▸ WORK TO BE COMPLETED
Your task is to output all the records below, word for word.

▸ RECORDS TO PROCESS
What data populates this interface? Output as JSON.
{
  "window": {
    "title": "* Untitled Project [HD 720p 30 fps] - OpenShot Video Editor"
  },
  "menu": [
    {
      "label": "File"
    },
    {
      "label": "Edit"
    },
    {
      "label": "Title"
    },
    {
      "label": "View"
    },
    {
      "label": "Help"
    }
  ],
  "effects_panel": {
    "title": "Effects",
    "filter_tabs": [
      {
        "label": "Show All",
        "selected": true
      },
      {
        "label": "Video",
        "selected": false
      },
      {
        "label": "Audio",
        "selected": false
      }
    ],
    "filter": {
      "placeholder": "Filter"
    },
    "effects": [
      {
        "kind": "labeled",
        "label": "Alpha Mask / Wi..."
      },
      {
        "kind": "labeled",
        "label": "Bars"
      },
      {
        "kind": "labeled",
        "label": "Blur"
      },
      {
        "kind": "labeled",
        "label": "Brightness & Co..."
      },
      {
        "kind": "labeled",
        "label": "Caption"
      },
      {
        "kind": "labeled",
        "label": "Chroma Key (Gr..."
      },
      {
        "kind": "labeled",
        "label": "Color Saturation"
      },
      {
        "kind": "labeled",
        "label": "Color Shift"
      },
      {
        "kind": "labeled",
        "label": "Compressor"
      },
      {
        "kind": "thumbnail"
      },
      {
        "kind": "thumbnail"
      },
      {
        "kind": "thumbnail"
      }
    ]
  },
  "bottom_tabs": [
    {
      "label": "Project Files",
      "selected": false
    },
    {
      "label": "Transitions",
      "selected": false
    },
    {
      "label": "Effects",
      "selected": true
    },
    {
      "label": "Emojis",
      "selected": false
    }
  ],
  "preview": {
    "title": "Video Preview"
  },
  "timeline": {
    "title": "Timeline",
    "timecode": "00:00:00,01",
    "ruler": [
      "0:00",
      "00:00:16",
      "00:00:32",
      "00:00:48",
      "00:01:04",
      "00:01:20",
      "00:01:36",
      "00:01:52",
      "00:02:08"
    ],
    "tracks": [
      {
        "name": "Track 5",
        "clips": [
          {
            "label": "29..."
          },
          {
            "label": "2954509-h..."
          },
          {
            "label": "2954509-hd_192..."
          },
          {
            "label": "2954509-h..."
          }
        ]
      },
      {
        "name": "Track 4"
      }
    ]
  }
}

▸ ANSWER TO THIS PROBLEM
What data populates this interface? Output as JSON.
{
  "window": {
    "title": "* Untitled Project [HD 720p 30 fps] - OpenShot Video Editor"
  },
  "menu": [
    {
      "label": "File"
    },
    {
      "label": "Edit"
    },
    {
      "label": "Title"
    },
    {
      "label": "View"
    },
    {
      "label": "Help"
    }
  ],
  "effects_panel": {
    "title": "Effects",
    "filter_tabs": [
      {
        "label": "Show All",
        "selected": true
      },
      {
        "label": "Video",
        "selected": false
      },
      {
        "label": "Audio",
        "selected": false
      }
    ],
    "filter": {
      "placeholder": "Filter"
    },
    "effects": [
      {
        "kind": "labeled",
        "label": "Alpha Mask / Wi..."
      },
      {
        "kind": "labeled",
        "label": "Bars"
      },
      {
        "kind": "labeled",
        "label": "Blur"
      },
      {
        "kind": "labeled",
        "label": "Brightness & Co..."
      },
      {
        "kind": "labeled",
        "label": "Caption"
      },
      {
        "kind": "labeled",
        "label": "Chroma Key (Gr..."
      },
      {
        "kind": "labeled",
        "label": "Color Saturation"
      },
      {
        "kind": "labeled",
        "label": "Color Shift"
      },
      {
        "kind": "labeled",
        "label": "Compressor"
      },
      {
        "kind": "thumbnail"
      },
      {
        "kind": "thumbnail"
      },
      {
        "kind": "thumbnail"
      }
    ]
  },
  "bottom_tabs": [
    {
      "label": "Project Files",
      "selected": false
    },
    {
      "label": "Transitions",
      "selected": false
    },
    {
      "label": "Effects",
      "selected": true
    },
    {
      "label": "Emojis",
      "selected": false
    }
  ],
  "preview": {
    "title": "Video Preview"
  },
  "timeline": {
    "title": "Timeline",
    "timecode": "00:00:00,01",
    "ruler": [
      "0:00",
      "00:00:16",
      "00:00:32",
      "00:00:48",
      "00:01:04",
      "00:01:20",
      "00:01:36",
      "00:01:52",
      "00:02:08"
    ],
    "tracks": [
      {
        "name": "Track 5",
        "clips": [
          {
            "label": "29..."
          },
          {
            "label": "2954509-h..."
          },
          {
            "label": "2954509-hd_192..."
          },
          {
            "label": "2954509-h..."
          }
        ]
      },
      {
        "name": "Track 4"
      }
    ]
  }
}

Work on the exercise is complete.